It is also an attractive time to sell debt.  Appetite for emerging market debt remains strong. Emerging bond yield premiums over U.S. Treasuries have contracted sharply this year and stand near seven-month lows. Moreover, U.S. Treasury yields may rise, potentially making debt issuance more costly in coming months.

Melancholia, social class and GDP forecasts in Turkey

An interesting take on GDP stats and those who make the predictions. An analysis of economic growth forecasts for several emerging markets over 2006-2010 has led Renaissance Capital economist Mert Yildiz to conclude that analysts of Turkish origin (and he is one) tend to be: 

a) far more pessimistic about their country’s economic growth outlook than the foreigners, and 

b) more pessimistic than economists from Poland, Russia, India or China are about their respective countries.

Emerging markets facing current account pain

Emerging markets may yet pay dearly for the sins of their richer cousins.
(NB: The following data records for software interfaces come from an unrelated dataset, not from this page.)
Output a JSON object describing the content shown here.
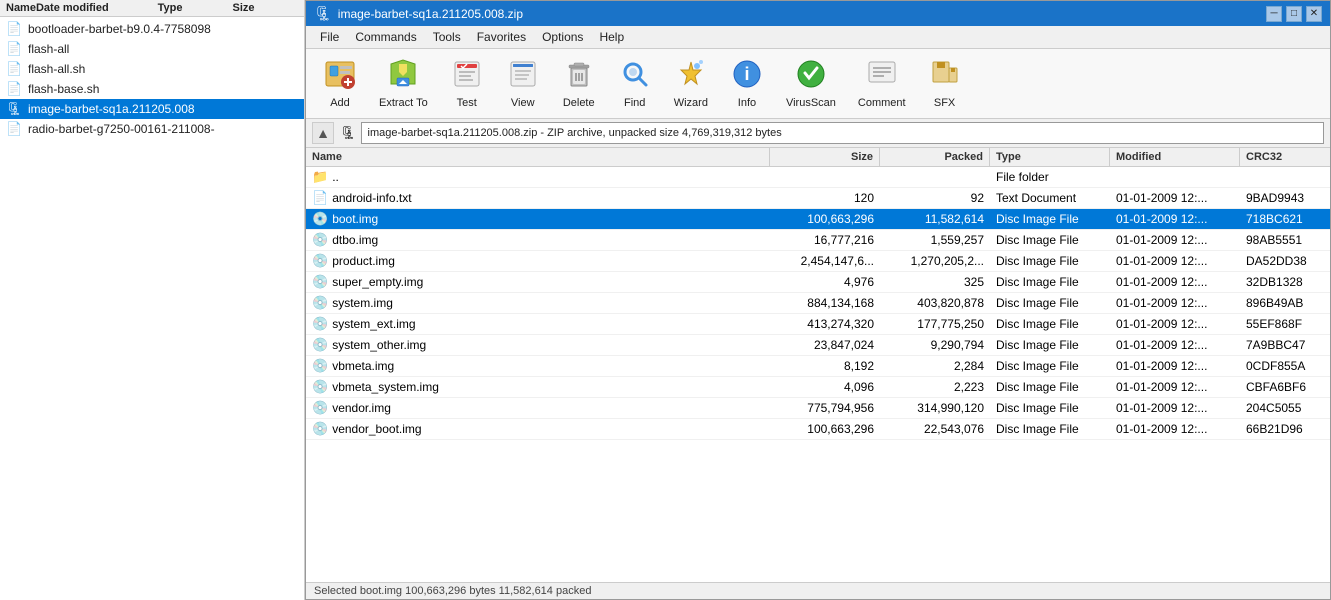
{
  "leftPanel": {
    "columns": {
      "name": "Name",
      "dateModified": "Date modified",
      "type": "Type",
      "size": "Size"
    },
    "items": [
      {
        "id": "bootloader",
        "icon": "📄",
        "name": "bootloader-barbet-b9.0.4-7758098",
        "selected": false
      },
      {
        "id": "flash-all",
        "icon": "📄",
        "name": "flash-all",
        "selected": false
      },
      {
        "id": "flash-all-sh",
        "icon": "📄",
        "name": "flash-all.sh",
        "selected": false
      },
      {
        "id": "flash-base-sh",
        "icon": "📄",
        "name": "flash-base.sh",
        "selected": false
      },
      {
        "id": "image-barbet",
        "icon": "🗜",
        "name": "image-barbet-sq1a.211205.008",
        "selected": true
      },
      {
        "id": "radio-barbet",
        "icon": "📄",
        "name": "radio-barbet-g7250-00161-211008-",
        "selected": false
      }
    ]
  },
  "winrar": {
    "titleBar": {
      "title": "image-barbet-sq1a.211205.008.zip",
      "icon": "🗜"
    },
    "menuBar": {
      "items": [
        "File",
        "Commands",
        "Tools",
        "Favorites",
        "Options",
        "Help"
      ]
    },
    "toolbar": {
      "buttons": [
        {
          "id": "add",
          "icon": "🗜",
          "label": "Add"
        },
        {
          "id": "extract-to",
          "icon": "📂",
          "label": "Extract To"
        },
        {
          "id": "test",
          "icon": "📋",
          "label": "Test"
        },
        {
          "id": "view",
          "icon": "📄",
          "label": "View"
        },
        {
          "id": "delete",
          "icon": "🗑",
          "label": "Delete"
        },
        {
          "id": "find",
          "icon": "🔍",
          "label": "Find"
        },
        {
          "id": "wizard",
          "icon": "✨",
          "label": "Wizard"
        },
        {
          "id": "info",
          "icon": "ℹ",
          "label": "Info"
        },
        {
          "id": "virusscan",
          "icon": "🛡",
          "label": "VirusScan"
        },
        {
          "id": "comment",
          "icon": "📃",
          "label": "Comment"
        },
        {
          "id": "sfx",
          "icon": "📚",
          "label": "SFX"
        }
      ]
    },
    "addressBar": {
      "path": "image-barbet-sq1a.211205.008.zip - ZIP archive, unpacked size 4,769,319,312 bytes"
    },
    "fileList": {
      "columns": {
        "name": "Name",
        "size": "Size",
        "packed": "Packed",
        "type": "Type",
        "modified": "Modified",
        "crc32": "CRC32"
      },
      "rows": [
        {
          "id": "parent",
          "icon": "📁",
          "name": "..",
          "size": "",
          "packed": "",
          "type": "File folder",
          "modified": "",
          "crc32": "",
          "selected": false
        },
        {
          "id": "android-info",
          "icon": "📄",
          "name": "android-info.txt",
          "size": "120",
          "packed": "92",
          "type": "Text Document",
          "modified": "01-01-2009 12:...",
          "crc32": "9BAD9943",
          "selected": false
        },
        {
          "id": "boot",
          "icon": "💿",
          "name": "boot.img",
          "size": "100,663,296",
          "packed": "11,582,614",
          "type": "Disc Image File",
          "modified": "01-01-2009 12:...",
          "crc32": "718BC621",
          "selected": true
        },
        {
          "id": "dtbo",
          "icon": "💿",
          "name": "dtbo.img",
          "size": "16,777,216",
          "packed": "1,559,257",
          "type": "Disc Image File",
          "modified": "01-01-2009 12:...",
          "crc32": "98AB5551",
          "selected": false
        },
        {
          "id": "product",
          "icon": "💿",
          "name": "product.img",
          "size": "2,454,147,6...",
          "packed": "1,270,205,2...",
          "type": "Disc Image File",
          "modified": "01-01-2009 12:...",
          "crc32": "DA52DD38",
          "selected": false
        },
        {
          "id": "super_empty",
          "icon": "💿",
          "name": "super_empty.img",
          "size": "4,976",
          "packed": "325",
          "type": "Disc Image File",
          "modified": "01-01-2009 12:...",
          "crc32": "32DB1328",
          "selected": false
        },
        {
          "id": "system",
          "icon": "💿",
          "name": "system.img",
          "size": "884,134,168",
          "packed": "403,820,878",
          "type": "Disc Image File",
          "modified": "01-01-2009 12:...",
          "crc32": "896B49AB",
          "selected": false
        },
        {
          "id": "system_ext",
          "icon": "💿",
          "name": "system_ext.img",
          "size": "413,274,320",
          "packed": "177,775,250",
          "type": "Disc Image File",
          "modified": "01-01-2009 12:...",
          "crc32": "55EF868F",
          "selected": false
        },
        {
          "id": "system_other",
          "icon": "💿",
          "name": "system_other.img",
          "size": "23,847,024",
          "packed": "9,290,794",
          "type": "Disc Image File",
          "modified": "01-01-2009 12:...",
          "crc32": "7A9BBC47",
          "selected": false
        },
        {
          "id": "vbmeta",
          "icon": "💿",
          "name": "vbmeta.img",
          "size": "8,192",
          "packed": "2,284",
          "type": "Disc Image File",
          "modified": "01-01-2009 12:...",
          "crc32": "0CDF855A",
          "selected": false
        },
        {
          "id": "vbmeta_system",
          "icon": "💿",
          "name": "vbmeta_system.img",
          "size": "4,096",
          "packed": "2,223",
          "type": "Disc Image File",
          "modified": "01-01-2009 12:...",
          "crc32": "CBFA6BF6",
          "selected": false
        },
        {
          "id": "vendor",
          "icon": "💿",
          "name": "vendor.img",
          "size": "775,794,956",
          "packed": "314,990,120",
          "type": "Disc Image File",
          "modified": "01-01-2009 12:...",
          "crc32": "204C5055",
          "selected": false
        },
        {
          "id": "vendor_boot",
          "icon": "💿",
          "name": "vendor_boot.img",
          "size": "100,663,296",
          "packed": "22,543,076",
          "type": "Disc Image File",
          "modified": "01-01-2009 12:...",
          "crc32": "66B21D96",
          "selected": false
        }
      ]
    },
    "statusBar": {
      "text": "Selected boot.img  100,663,296 bytes  11,582,614 packed"
    }
  }
}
While recent financial crises have been rooted in the United States and euro zone, analysts at Credit Agricole are questioning whether a full-fledged emerging markets crisis could be on the horizon, the first since the series of crashes from Argentina to Turkey over a decade ago. The concern stems from the worsening balance of payments picture across the developing world and the need to plug big  funding shortfalls.

The above chart from Credit Agricole shows that as recently as 2006, the 34 big emerging economies ran a cumulative current account surplus of 5.2 percent of GDP. By end-2011 that had dwindled to 1.7 percent of GDP. More worrying yet is the position of “deficit” economies. The current account gap here has widened to 4 percent of GDP, more than double 2006 levels and the biggest since the 1980s. The difficulties are unlikely to disappear this year, Credit Agricole says,  predicting India, Turkey, Morocco, Tunisia, Vietnam, Poland and Romania to run current account deficits of over 4 percent this year.

Some fiscally profligate countries such as India may have mainly themselves to blame for their plight. But in general, emerging nations after the Lehman crisis were forced to embark on massive spending to buck up domestic consumption and offset the collapse of Western export markets. For this reason, many were unable to raise interest rates or did so too late. As the woes of the Turkish lira and Indian rupee showed last year, the yawning funding gap leaves many countries horribly exposed to the vagaries of global risk appetite.

Can Eastern Europe “sweat” it?

Interesting to see that Poland wants to squeeze out more income from its state-owned enterprise (SOE) sector in the face of slowing economic growth and financing pressures.

Warsaw wants to double next year’s dividends from stakes in firms ranging from copper mines to utility providers to banks.

Fellow euro zone aspirant Lithuania has also embarked on reforms aimed at increasing dividends sixfold from what UBS has dubbed “the forgotten side of the government balance sheet”. It wants to emulate countries such as Sweden and Singapore where such companies are managed at arm’s length from the state and run along strict corporate standards to consistently grow profits.